THE PROBLEM:
Your answer should hold all lines of the entries that include the word "heading".

[DATA RECORDS — start]

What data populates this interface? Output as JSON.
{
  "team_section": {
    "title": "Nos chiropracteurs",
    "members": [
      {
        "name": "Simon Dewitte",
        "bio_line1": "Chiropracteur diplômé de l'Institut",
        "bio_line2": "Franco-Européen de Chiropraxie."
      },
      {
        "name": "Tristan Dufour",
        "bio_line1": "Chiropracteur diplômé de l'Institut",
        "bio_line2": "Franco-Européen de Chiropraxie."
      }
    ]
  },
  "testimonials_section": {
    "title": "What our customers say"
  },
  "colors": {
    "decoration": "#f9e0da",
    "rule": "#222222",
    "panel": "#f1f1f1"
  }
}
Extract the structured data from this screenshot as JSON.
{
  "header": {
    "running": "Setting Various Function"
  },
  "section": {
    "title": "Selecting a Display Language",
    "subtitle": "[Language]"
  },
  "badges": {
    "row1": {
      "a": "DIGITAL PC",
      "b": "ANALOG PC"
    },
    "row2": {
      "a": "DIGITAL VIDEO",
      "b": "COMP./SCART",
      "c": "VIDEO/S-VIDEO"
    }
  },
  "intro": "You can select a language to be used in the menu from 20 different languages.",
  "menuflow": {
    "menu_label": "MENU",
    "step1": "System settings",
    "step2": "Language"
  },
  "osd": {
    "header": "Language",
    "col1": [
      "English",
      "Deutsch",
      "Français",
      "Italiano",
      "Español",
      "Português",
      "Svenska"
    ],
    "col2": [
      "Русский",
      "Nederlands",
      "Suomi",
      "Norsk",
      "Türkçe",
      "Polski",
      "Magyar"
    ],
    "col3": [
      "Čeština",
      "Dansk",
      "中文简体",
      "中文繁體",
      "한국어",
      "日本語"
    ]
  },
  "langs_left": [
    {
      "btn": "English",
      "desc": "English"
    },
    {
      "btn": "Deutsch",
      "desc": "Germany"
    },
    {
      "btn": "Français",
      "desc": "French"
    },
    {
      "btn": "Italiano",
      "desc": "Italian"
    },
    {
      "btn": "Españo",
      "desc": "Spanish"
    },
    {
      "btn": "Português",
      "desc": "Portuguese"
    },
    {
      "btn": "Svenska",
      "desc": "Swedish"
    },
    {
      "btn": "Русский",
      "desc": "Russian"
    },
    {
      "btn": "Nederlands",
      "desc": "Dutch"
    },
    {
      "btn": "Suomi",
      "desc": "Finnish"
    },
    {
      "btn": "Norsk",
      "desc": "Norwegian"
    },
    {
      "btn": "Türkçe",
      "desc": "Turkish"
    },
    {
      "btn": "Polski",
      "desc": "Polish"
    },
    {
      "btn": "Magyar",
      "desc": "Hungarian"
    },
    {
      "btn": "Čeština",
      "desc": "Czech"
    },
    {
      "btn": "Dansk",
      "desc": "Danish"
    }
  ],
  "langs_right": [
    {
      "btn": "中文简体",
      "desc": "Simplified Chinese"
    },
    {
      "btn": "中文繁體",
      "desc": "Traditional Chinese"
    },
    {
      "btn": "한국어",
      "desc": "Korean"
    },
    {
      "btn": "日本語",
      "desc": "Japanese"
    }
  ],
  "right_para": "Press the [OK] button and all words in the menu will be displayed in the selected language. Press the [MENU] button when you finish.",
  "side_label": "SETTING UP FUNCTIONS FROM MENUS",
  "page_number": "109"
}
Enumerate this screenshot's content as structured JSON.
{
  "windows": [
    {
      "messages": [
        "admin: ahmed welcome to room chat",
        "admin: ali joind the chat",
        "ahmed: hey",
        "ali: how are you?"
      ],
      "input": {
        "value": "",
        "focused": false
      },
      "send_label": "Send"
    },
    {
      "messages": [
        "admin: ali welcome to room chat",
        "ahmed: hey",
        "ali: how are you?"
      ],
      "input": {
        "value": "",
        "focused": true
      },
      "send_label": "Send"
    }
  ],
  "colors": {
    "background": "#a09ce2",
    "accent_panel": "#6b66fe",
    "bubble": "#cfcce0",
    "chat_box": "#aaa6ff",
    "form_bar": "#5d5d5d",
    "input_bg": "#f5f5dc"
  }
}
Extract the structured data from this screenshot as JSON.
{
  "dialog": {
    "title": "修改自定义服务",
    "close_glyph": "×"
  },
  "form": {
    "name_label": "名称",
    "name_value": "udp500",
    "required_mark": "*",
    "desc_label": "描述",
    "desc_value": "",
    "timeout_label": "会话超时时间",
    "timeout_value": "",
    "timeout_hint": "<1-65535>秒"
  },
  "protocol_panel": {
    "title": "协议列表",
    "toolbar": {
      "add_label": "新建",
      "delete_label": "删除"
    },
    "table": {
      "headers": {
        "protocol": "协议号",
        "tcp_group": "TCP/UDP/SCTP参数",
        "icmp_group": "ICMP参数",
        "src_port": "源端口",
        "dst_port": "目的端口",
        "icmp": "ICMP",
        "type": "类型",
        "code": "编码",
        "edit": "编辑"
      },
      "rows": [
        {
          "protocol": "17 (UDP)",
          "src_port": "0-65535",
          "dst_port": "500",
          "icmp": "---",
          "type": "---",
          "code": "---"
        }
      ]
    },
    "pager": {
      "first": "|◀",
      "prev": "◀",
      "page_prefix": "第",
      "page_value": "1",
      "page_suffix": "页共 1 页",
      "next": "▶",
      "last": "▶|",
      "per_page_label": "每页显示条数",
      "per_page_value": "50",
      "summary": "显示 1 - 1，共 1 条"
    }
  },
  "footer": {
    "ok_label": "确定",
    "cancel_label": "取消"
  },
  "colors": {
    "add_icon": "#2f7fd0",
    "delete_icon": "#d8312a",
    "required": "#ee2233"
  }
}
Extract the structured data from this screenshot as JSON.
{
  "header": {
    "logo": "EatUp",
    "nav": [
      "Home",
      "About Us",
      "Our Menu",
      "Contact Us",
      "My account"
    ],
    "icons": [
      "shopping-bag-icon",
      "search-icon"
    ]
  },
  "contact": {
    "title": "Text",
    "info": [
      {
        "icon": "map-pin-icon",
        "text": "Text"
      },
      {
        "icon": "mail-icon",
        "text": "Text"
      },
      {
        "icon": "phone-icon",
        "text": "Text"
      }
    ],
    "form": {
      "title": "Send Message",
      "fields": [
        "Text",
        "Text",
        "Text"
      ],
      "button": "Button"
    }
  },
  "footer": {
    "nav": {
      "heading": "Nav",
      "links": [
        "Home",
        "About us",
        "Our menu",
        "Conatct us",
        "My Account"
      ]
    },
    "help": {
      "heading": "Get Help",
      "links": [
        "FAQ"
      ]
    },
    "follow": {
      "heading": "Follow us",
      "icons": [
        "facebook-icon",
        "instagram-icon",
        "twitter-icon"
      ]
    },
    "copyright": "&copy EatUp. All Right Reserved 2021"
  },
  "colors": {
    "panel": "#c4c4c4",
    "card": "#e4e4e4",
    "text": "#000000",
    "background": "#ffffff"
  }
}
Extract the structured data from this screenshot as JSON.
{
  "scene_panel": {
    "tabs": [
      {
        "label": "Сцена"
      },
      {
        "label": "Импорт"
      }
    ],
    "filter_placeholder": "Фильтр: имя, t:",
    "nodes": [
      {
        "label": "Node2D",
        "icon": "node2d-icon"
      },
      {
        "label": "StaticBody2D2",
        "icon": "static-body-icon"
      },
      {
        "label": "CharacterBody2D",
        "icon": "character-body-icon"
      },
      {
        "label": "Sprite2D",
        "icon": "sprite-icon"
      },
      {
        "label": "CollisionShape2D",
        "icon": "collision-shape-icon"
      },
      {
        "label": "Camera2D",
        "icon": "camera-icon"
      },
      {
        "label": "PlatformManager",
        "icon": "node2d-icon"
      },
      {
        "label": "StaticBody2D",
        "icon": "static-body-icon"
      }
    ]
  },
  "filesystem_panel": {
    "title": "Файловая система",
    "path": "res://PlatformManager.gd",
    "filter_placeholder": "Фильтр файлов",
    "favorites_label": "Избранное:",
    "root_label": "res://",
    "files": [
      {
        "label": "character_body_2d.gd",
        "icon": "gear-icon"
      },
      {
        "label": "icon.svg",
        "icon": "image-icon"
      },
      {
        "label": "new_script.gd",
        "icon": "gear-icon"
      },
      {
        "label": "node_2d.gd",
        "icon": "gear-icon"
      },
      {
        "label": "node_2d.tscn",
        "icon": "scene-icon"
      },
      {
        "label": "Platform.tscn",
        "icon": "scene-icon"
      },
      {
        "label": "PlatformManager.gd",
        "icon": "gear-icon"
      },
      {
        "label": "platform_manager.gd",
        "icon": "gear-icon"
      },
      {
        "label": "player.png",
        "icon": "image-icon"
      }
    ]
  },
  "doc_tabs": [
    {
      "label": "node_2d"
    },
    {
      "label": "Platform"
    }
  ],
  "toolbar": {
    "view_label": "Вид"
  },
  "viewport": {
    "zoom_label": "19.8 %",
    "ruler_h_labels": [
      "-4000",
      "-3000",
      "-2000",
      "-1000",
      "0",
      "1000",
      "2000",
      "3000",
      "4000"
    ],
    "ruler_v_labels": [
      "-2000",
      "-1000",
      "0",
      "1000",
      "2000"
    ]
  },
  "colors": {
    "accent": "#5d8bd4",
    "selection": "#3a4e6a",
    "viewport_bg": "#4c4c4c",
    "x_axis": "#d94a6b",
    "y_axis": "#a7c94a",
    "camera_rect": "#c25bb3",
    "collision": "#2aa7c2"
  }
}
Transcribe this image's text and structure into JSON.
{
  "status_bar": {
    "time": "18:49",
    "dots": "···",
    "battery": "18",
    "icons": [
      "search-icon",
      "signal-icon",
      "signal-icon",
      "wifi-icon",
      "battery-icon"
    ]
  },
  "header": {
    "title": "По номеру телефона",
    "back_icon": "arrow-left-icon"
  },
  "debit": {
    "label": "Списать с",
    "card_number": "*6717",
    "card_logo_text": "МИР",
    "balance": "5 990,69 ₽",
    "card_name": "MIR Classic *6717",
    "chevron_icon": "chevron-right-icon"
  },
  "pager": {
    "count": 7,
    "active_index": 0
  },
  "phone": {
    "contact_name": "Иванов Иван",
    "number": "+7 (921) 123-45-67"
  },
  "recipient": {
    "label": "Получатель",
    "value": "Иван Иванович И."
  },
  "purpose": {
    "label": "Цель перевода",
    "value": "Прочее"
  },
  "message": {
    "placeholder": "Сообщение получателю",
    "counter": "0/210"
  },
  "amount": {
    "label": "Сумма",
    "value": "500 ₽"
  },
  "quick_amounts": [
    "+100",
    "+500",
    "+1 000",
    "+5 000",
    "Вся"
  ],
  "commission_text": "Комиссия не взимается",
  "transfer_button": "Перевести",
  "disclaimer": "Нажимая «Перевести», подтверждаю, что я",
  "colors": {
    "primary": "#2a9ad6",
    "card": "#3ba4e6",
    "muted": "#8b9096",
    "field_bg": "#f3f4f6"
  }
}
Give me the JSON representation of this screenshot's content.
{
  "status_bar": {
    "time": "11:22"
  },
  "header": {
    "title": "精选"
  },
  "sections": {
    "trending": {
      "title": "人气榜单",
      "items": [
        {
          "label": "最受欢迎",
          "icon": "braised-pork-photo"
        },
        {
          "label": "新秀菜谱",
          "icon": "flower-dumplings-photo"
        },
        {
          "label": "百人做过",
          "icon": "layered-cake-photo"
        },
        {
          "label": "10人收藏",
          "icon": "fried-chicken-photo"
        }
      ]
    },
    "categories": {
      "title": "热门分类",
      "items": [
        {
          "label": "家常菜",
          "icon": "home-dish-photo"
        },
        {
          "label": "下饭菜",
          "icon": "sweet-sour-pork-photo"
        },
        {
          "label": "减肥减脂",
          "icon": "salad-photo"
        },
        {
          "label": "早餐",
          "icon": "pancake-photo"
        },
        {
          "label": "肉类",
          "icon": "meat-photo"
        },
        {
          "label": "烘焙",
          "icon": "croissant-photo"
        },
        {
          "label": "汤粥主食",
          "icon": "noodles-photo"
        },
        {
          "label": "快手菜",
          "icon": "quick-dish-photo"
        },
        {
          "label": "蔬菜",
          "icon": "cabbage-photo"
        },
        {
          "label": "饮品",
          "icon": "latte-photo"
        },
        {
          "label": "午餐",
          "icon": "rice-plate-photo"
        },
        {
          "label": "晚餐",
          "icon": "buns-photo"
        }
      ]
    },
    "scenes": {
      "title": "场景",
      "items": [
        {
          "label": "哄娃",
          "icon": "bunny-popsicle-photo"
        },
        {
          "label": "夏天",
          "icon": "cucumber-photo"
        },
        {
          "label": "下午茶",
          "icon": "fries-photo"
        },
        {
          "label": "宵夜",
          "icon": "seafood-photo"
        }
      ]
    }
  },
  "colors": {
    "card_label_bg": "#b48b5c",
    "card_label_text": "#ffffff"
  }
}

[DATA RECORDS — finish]

OUTPUT OF THE TASK:
      "heading": "Nav",
      "heading": "Get Help",
      "heading": "Follow us",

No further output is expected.